The summit will showcase projects and opportunities that make it compelling for foreign businesses to invest in Aruba. These projects and opportunities will not only be financially appealing, but also demonstrate the potential for growth, sustainability, and innovation. The summit will highlight Aruba’s promising sectors and the opportunities that exist within this space, and give special focus to the urban and business development of Oranjestad and San Nicolas.
I will be presenting the latter, showcasing the ongoing projects and vision for these areas, as well as showcasing my vision for gastronomy and creative industries to position Aruba as a hub for culinary excellence, cultural expression, and artistic innovation.
How do you see investment in Aruba developing over the next five years?
GW: ARINA aspires to increase the economic contribution of the six promising sectors over the next five years.
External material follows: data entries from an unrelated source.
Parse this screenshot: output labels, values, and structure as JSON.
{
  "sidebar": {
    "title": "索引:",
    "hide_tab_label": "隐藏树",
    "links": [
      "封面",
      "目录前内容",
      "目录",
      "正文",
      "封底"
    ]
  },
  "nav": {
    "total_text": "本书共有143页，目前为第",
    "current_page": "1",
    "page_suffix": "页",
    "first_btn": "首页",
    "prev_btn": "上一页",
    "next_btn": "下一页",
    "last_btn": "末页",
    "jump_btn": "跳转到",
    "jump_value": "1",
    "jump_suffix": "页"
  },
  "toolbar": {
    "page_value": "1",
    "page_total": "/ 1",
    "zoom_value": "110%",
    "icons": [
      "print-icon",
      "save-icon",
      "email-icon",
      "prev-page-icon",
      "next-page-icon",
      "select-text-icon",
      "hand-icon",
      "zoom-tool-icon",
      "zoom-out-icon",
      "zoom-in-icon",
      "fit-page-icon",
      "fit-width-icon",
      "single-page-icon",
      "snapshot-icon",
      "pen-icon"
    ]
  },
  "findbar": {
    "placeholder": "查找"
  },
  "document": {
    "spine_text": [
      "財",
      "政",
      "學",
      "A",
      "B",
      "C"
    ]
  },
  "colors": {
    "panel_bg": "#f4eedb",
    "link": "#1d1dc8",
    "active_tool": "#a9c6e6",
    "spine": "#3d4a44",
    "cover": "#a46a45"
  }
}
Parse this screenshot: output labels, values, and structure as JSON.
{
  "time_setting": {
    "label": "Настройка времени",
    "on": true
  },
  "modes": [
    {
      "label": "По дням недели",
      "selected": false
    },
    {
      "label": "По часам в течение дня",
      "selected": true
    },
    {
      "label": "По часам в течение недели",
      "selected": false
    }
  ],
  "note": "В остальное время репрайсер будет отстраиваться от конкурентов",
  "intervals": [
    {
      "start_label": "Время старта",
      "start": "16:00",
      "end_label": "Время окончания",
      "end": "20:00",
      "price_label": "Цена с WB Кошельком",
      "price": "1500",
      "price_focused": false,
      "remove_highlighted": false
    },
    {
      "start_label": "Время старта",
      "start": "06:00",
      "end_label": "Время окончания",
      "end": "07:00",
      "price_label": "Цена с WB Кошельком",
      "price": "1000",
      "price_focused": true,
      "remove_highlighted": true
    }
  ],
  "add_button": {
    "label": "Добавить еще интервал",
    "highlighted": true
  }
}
It is anticipated that in the short term, based on Aruba’s developments and global technological trends, it will attract foreign investors and companies in the industries of renewable energy, green technology, sustainable agriculture, and digital solutions. We also see opportunities for companies looking to develop, demonstrate proof of concept, and bring to market innovative, sustainable technology, whereby Aruba can serve critical sandbox and showroom functions.
There are a lot of domestic developments taking place, which will impact the influx of investments to Aruba. The island’s economic policies and initiatives are easing the means and cost of doing business. In October 2022, I reduced the hurdles and requirements to setting up a company and thereby minimised the time needed for acquiring a business license under the Business Establishment Ordinance.
The Profit Tax Ordinance was also updated, therefore reducing the corporate income tax rate from 25 percent to 22 percent. Additionally, an incentives proposal is in the works to accelerate the acquisition of impact investors and support the transition to a more sustainable and diversified economy. Coupled with other factors, such as improved partnerships among stakeholders, participation in beneficial trade agreements, a national action plan, and the development of Oranjestad and San Nicolas, those investors with an eye for opportunity will take notice.
Finally, what are ARINA’s key priorities in order to continue to promote and facilitate investment in the island?
GW: ARINA has several key priorities aimed at achieving the overarching vision, one being the successful organisation of AIS2024. This will serve as an important stage to put Aruba and its opportunities on the map for foreign investors to engage.
Another key priority is the successful recalibration of ARINA’s investment strategy and promotional plan. Rather than chasing FDI simply for the sake of diversification, ARINA has set its sights on qualitative FDI that not only contributes to diversification but also favours the strategic interests of Aruba for a sustainable and resilient economy. The successful implementation of these plans will be essential to ensuring that Aruba’s factors of production are utilised efficiently to generate multiple values.
Policy advocacy for attractive investments and initiatives that strengthen Aruba’s value proposition are also key priorities. While all countries wish to attract high-quality FDI, Aruba is cognisant of the fact that the necessary investment climate conditions must be in place in order to do so. Especially with intensifying global competition for FDI, ARINA intends to carefully balance the needs of Aruba and investors. That is to say, it is imperative that we not only think of what investors can do for Aruba, but also focus on what Aruba can do for investors.